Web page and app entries
- - -
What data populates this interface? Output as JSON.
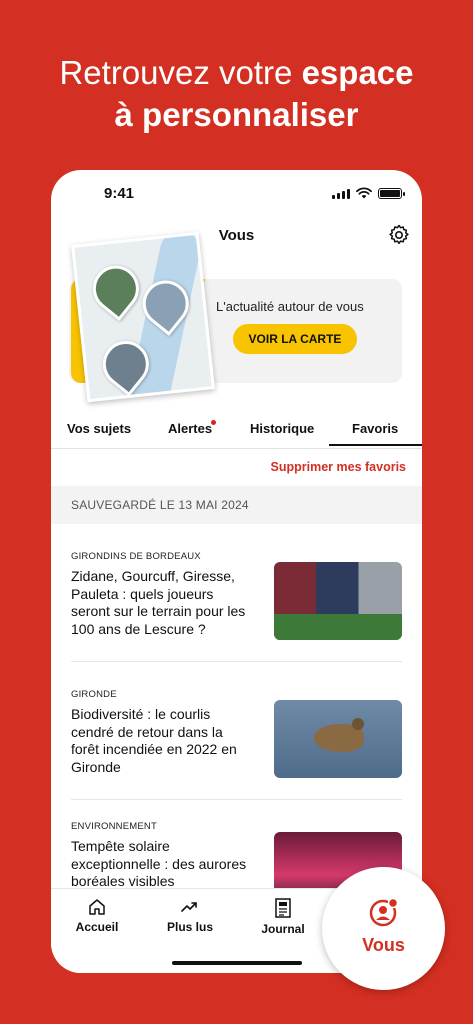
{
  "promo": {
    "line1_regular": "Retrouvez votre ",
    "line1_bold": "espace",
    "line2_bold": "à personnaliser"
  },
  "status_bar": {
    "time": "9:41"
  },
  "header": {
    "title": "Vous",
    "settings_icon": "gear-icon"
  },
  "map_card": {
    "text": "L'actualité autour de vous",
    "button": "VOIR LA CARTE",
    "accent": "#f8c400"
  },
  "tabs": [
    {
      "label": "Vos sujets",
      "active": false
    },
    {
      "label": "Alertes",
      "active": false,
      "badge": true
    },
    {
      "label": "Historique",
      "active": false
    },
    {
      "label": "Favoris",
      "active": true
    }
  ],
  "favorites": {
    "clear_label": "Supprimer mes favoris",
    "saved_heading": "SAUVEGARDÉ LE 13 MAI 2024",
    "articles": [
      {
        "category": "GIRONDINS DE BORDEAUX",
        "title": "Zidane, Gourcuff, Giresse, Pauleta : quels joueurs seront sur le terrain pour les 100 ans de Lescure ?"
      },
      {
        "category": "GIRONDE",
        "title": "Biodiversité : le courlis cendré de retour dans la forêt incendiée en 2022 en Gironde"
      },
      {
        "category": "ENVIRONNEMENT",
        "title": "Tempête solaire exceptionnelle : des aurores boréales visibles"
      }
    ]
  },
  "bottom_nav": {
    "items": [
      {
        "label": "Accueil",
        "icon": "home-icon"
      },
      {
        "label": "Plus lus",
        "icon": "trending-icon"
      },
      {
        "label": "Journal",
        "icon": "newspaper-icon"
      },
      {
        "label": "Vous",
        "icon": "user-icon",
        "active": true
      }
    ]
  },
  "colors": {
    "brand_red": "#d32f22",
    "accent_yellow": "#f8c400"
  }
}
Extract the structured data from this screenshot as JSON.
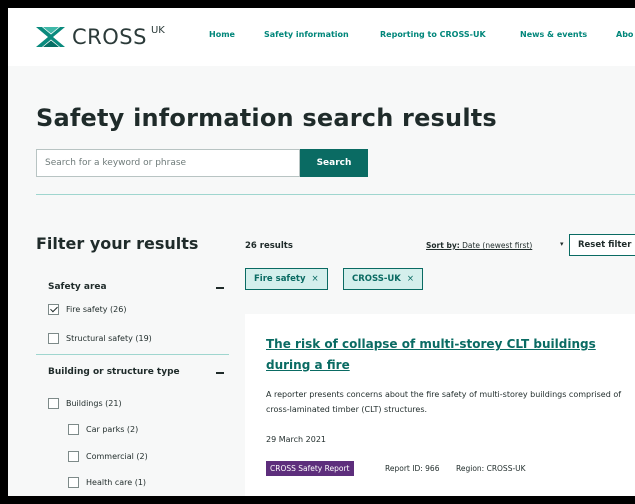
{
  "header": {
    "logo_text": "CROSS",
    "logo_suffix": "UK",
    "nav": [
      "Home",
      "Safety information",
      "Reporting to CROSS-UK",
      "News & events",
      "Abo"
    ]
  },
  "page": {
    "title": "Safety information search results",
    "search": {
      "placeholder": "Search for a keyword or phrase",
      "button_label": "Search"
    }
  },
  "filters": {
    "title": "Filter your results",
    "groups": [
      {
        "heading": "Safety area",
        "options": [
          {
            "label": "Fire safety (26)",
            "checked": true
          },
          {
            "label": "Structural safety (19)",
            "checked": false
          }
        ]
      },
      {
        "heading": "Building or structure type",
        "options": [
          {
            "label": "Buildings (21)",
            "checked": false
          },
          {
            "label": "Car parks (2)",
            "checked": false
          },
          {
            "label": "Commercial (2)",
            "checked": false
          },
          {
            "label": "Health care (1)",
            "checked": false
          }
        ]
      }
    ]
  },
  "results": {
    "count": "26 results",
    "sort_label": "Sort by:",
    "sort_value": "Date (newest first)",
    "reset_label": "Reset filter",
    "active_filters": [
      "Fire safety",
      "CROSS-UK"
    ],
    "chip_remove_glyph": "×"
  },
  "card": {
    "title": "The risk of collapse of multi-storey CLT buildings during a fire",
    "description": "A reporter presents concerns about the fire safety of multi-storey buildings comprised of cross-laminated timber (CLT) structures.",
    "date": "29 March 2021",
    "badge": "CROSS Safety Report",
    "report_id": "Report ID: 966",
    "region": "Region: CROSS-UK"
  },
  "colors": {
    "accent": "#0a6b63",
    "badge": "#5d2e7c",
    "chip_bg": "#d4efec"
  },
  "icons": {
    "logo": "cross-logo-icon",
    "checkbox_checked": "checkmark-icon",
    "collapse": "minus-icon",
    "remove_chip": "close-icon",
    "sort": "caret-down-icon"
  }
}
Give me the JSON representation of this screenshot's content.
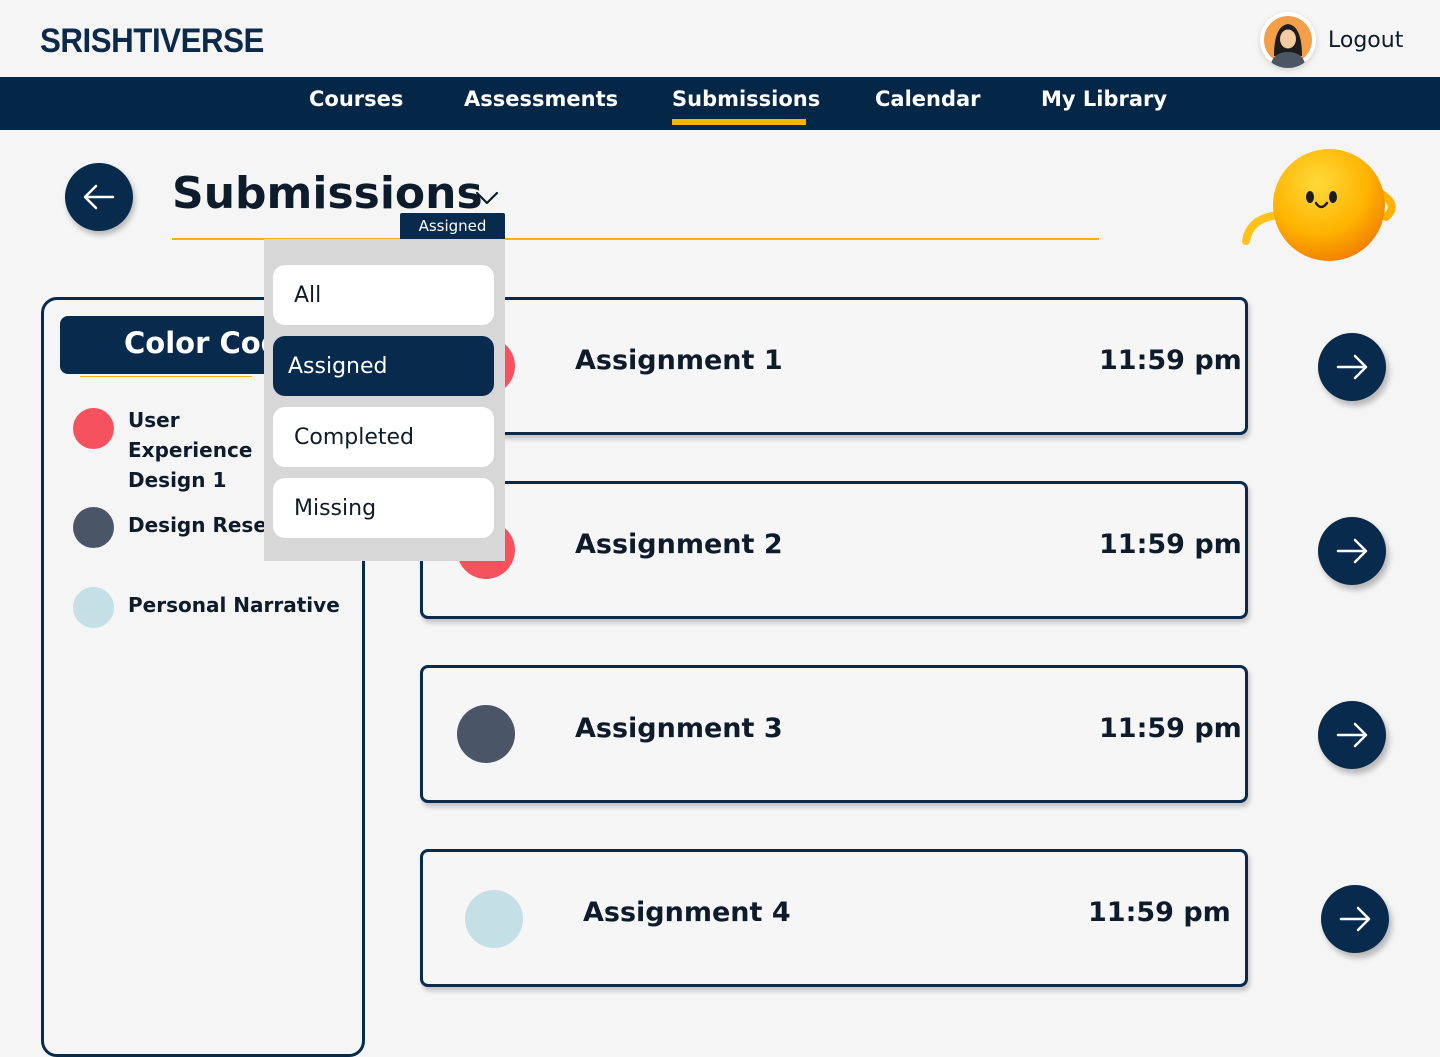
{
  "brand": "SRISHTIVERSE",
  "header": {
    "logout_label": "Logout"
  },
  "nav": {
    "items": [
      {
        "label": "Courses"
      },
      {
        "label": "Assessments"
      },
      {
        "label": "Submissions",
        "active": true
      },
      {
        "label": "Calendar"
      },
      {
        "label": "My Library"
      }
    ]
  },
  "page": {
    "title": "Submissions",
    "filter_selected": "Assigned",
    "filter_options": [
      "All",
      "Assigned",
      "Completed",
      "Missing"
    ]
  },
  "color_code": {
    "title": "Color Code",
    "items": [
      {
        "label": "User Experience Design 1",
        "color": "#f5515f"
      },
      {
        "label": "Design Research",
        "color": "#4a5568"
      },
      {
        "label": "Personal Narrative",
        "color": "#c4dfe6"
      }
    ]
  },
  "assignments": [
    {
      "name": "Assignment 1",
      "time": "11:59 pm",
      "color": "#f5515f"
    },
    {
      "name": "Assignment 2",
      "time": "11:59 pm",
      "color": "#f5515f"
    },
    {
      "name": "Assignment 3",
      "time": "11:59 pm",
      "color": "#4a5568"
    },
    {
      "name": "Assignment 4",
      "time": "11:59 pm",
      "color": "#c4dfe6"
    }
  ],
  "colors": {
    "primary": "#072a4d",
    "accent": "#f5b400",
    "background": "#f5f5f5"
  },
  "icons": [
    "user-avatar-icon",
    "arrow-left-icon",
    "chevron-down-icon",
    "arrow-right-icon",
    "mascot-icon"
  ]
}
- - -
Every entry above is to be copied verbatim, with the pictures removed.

# Response to the task
What data populates this interface? Output as JSON.
{
  "promo": {
    "line1_regular": "Retrouvez votre ",
    "line1_bold": "espace",
    "line2_bold": "à personnaliser"
  },
  "status_bar": {
    "time": "9:41"
  },
  "header": {
    "title": "Vous",
    "settings_icon": "gear-icon"
  },
  "map_card": {
    "text": "L'actualité autour de vous",
    "button": "VOIR LA CARTE",
    "accent": "#f8c400"
  },
  "tabs": [
    {
      "label": "Vos sujets",
      "active": false
    },
    {
      "label": "Alertes",
      "active": false,
      "badge": true
    },
    {
      "label": "Historique",
      "active": false
    },
    {
      "label": "Favoris",
      "active": true
    }
  ],
  "favorites": {
    "clear_label": "Supprimer mes favoris",
    "saved_heading": "SAUVEGARDÉ LE 13 MAI 2024",
    "articles": [
      {
        "category": "GIRONDINS DE BORDEAUX",
        "title": "Zidane, Gourcuff, Giresse, Pauleta : quels joueurs seront sur le terrain pour les 100 ans de Lescure ?"
      },
      {
        "category": "GIRONDE",
        "title": "Biodiversité : le courlis cendré de retour dans la forêt incendiée en 2022 en Gironde"
      },
      {
        "category": "ENVIRONNEMENT",
        "title": "Tempête solaire exceptionnelle : des aurores boréales visibles"
      }
    ]
  },
  "bottom_nav": {
    "items": [
      {
        "label": "Accueil",
        "icon": "home-icon"
      },
      {
        "label": "Plus lus",
        "icon": "trending-icon"
      },
      {
        "label": "Journal",
        "icon": "newspaper-icon"
      },
      {
        "label": "Vous",
        "icon": "user-icon",
        "active": true
      }
    ]
  },
  "colors": {
    "brand_red": "#d32f22",
    "accent_yellow": "#f8c400"
  }
}
Extract the structured data from this screenshot as JSON.
{
  "header": {
    "logo_text": "CROSS",
    "logo_suffix": "UK",
    "nav": [
      "Home",
      "Safety information",
      "Reporting to CROSS-UK",
      "News & events",
      "Abo"
    ]
  },
  "page": {
    "title": "Safety information search results",
    "search": {
      "placeholder": "Search for a keyword or phrase",
      "button_label": "Search"
    }
  },
  "filters": {
    "title": "Filter your results",
    "groups": [
      {
        "heading": "Safety area",
        "options": [
          {
            "label": "Fire safety (26)",
            "checked": true
          },
          {
            "label": "Structural safety (19)",
            "checked": false
          }
        ]
      },
      {
        "heading": "Building or structure type",
        "options": [
          {
            "label": "Buildings (21)",
            "checked": false
          },
          {
            "label": "Car parks (2)",
            "checked": false
          },
          {
            "label": "Commercial (2)",
            "checked": false
          },
          {
            "label": "Health care (1)",
            "checked": false
          }
        ]
      }
    ]
  },
  "results": {
    "count": "26 results",
    "sort_label": "Sort by:",
    "sort_value": "Date (newest first)",
    "reset_label": "Reset filter",
    "active_filters": [
      "Fire safety",
      "CROSS-UK"
    ],
    "chip_remove_glyph": "×"
  },
  "card": {
    "title": "The risk of collapse of multi-storey CLT buildings during a fire",
    "description": "A reporter presents concerns about the fire safety of multi-storey buildings comprised of cross-laminated timber (CLT) structures.",
    "date": "29 March 2021",
    "badge": "CROSS Safety Report",
    "report_id": "Report ID: 966",
    "region": "Region: CROSS-UK"
  },
  "colors": {
    "accent": "#0a6b63",
    "badge": "#5d2e7c",
    "chip_bg": "#d4efec"
  },
  "icons": {
    "logo": "cross-logo-icon",
    "checkbox_checked": "checkmark-icon",
    "collapse": "minus-icon",
    "remove_chip": "close-icon",
    "sort": "caret-down-icon"
  }
}
Give me the JSON representation of this screenshot's content.
{
  "brand": "SRISHTIVERSE",
  "header": {
    "logout_label": "Logout"
  },
  "nav": {
    "items": [
      {
        "label": "Courses"
      },
      {
        "label": "Assessments"
      },
      {
        "label": "Submissions",
        "active": true
      },
      {
        "label": "Calendar"
      },
      {
        "label": "My Library"
      }
    ]
  },
  "page": {
    "title": "Submissions",
    "filter_selected": "Assigned",
    "filter_options": [
      "All",
      "Assigned",
      "Completed",
      "Missing"
    ]
  },
  "color_code": {
    "title": "Color Code",
    "items": [
      {
        "label": "User Experience Design 1",
        "color": "#f5515f"
      },
      {
        "label": "Design Research",
        "color": "#4a5568"
      },
      {
        "label": "Personal Narrative",
        "color": "#c4dfe6"
      }
    ]
  },
  "assignments": [
    {
      "name": "Assignment 1",
      "time": "11:59 pm",
      "color": "#f5515f"
    },
    {
      "name": "Assignment 2",
      "time": "11:59 pm",
      "color": "#f5515f"
    },
    {
      "name": "Assignment 3",
      "time": "11:59 pm",
      "color": "#4a5568"
    },
    {
      "name": "Assignment 4",
      "time": "11:59 pm",
      "color": "#c4dfe6"
    }
  ],
  "colors": {
    "primary": "#072a4d",
    "accent": "#f5b400",
    "background": "#f5f5f5"
  },
  "icons": [
    "user-avatar-icon",
    "arrow-left-icon",
    "chevron-down-icon",
    "arrow-right-icon",
    "mascot-icon"
  ]
}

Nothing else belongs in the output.